What do I have to do after I have made the written complaint?
You will have to attend an interview with the Investigating Panel when you will be asked to clarify the nature and details of the complaint. A summary of these details will be forwarded to the alleged harasser to enable them to prepare their
The Investigating Panel will also interview the alleged harasser to put the allegations to him/her and provide an opportunity for them to respond. They will also interview any witnesses or other people they feel may be able to assist.
Can I take someone with me to the interview?
You may be accompanied by a Students’ Union Sabbatical Officer/Representative, a fellow student or a Harassment Adviser.
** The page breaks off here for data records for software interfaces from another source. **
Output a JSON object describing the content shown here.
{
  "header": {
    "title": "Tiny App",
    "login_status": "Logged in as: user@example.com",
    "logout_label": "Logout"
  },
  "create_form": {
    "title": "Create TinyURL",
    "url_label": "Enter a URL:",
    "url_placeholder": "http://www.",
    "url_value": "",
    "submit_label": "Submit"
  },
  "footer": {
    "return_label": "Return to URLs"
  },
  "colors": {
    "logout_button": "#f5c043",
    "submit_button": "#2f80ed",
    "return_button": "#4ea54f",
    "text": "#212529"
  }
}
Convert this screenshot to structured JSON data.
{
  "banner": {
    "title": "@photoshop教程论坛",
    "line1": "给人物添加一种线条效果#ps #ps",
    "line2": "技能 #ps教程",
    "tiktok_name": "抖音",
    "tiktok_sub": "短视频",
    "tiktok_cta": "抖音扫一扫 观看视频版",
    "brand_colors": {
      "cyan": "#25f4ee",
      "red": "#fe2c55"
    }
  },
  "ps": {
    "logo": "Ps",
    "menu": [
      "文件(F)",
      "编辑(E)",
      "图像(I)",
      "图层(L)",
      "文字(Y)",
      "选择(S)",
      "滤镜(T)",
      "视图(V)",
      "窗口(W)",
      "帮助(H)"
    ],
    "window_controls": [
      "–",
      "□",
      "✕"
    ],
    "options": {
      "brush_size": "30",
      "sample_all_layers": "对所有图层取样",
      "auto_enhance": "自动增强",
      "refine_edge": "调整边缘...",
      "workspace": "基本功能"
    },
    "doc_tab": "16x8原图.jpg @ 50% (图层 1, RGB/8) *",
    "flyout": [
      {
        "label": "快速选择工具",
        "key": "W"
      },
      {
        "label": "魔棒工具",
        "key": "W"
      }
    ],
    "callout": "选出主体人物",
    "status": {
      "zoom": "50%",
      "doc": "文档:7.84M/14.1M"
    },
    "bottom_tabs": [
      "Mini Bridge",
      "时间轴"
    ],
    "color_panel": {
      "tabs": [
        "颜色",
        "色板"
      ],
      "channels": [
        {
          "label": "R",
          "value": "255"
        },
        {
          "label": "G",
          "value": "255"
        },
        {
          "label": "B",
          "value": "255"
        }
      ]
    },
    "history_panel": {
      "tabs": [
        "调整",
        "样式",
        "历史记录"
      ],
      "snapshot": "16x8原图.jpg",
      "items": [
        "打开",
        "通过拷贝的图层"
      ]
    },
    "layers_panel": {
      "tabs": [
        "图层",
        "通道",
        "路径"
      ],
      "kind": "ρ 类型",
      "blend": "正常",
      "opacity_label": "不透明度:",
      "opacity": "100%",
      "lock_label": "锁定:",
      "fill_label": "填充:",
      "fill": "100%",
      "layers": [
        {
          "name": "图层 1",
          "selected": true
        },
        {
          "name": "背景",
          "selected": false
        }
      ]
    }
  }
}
You may not bring someone from outside the University.
Everyone who is being interviewed may be accompanied in this way.
What happens next?
Based on everything they have heard the Investigating Panel will reach a decision, which they will communicate, in writing, to the Provost/Director of Human Resources, who will then communicate it to you in writing and also to the alleged harasser.
If the Investigating Panel finds that your complaint of bullying/harassment has been substantiated they may recommend action. This may include a recommendation that disciplinary action is taken.
The Investigating Panel will write to you to advise you that the investigation is complete and the report has been sent to the Provost/Director of Human Resources.
If following an investigation an allegation is deemed to be fictitious or malicious this may also result in disciplinary action. However, the fact that a complaint is not upheld does not imply that it is facetious or malicious.
What if either party is unhappy with the outcome of the formal investigation?
There is an appeal process.
If either party is not happy with the outcome of the formal
should write to the Vice-Chancellor (if the complaint is about a fellow student) or the Director of Human Resources (if the complaint is about a member of staff), who will appoint an Appeals Panel. investigation they
This will be chaired by a lay member of the University’s Council and will include the Students’ Union President or his/her nominee.
What happens next?
The Appeals Panel will only hear appeals on the grounds of a procedural complaint or if either party feels some relevant evidence has been missed or misunderstood. They will meet with relevant parties to investigate this.
They will then write a report of their findings to the Vice-Chancellor/Director of Human Resources, which may include recommendations for action. The Vice-Chancellor/Director of Human Resources will then meet with the relevant parties.
What if the person or their colleagues continue to bully or harass me?
will not be tolerated by the University. Victimisation
behaviourcontinues you should inform the Provost. If you wish to, you may ask one of the Harassment Advisers or a Students’ Union representative to speak to the Provost on your behalf.
The Role of the Bullying and Harassment Advisers
The Bullying and Harassment Advisers (the Advisers) are
These staff have volunteered to take on this role and have received training to assist them to do so. Their role is to listen to you and provide you with information as to what steps are open to you if you feel you are being harassed or bullied. They will also explain the procedures to you. They
As a result of speaking to one of the Advisers you may feel able to tackle the situation on your own, because they may suggest a way of dealing with the circumstances that you had not thought of.
All discussions with the Advisers will be confidential and they will not take action on your behalf without your agreement.
You can view the list of the current bullying and harassment advisers.
They come from a range of departments and schools and you are free to contact any of them. You need not, and indeed we would encourage you not to contact someone you know or who works in the same area as you, but if you only feel able to contact them then do so in the first instance.
The University is committed to providing a safe and harmonious working environment in which no member of staff feels they are being bullied or harassed.
You should seek advice from the Policy Implementation Unit or from the Students’ Union Representative.
If you feel you are being bullied or harassed take action.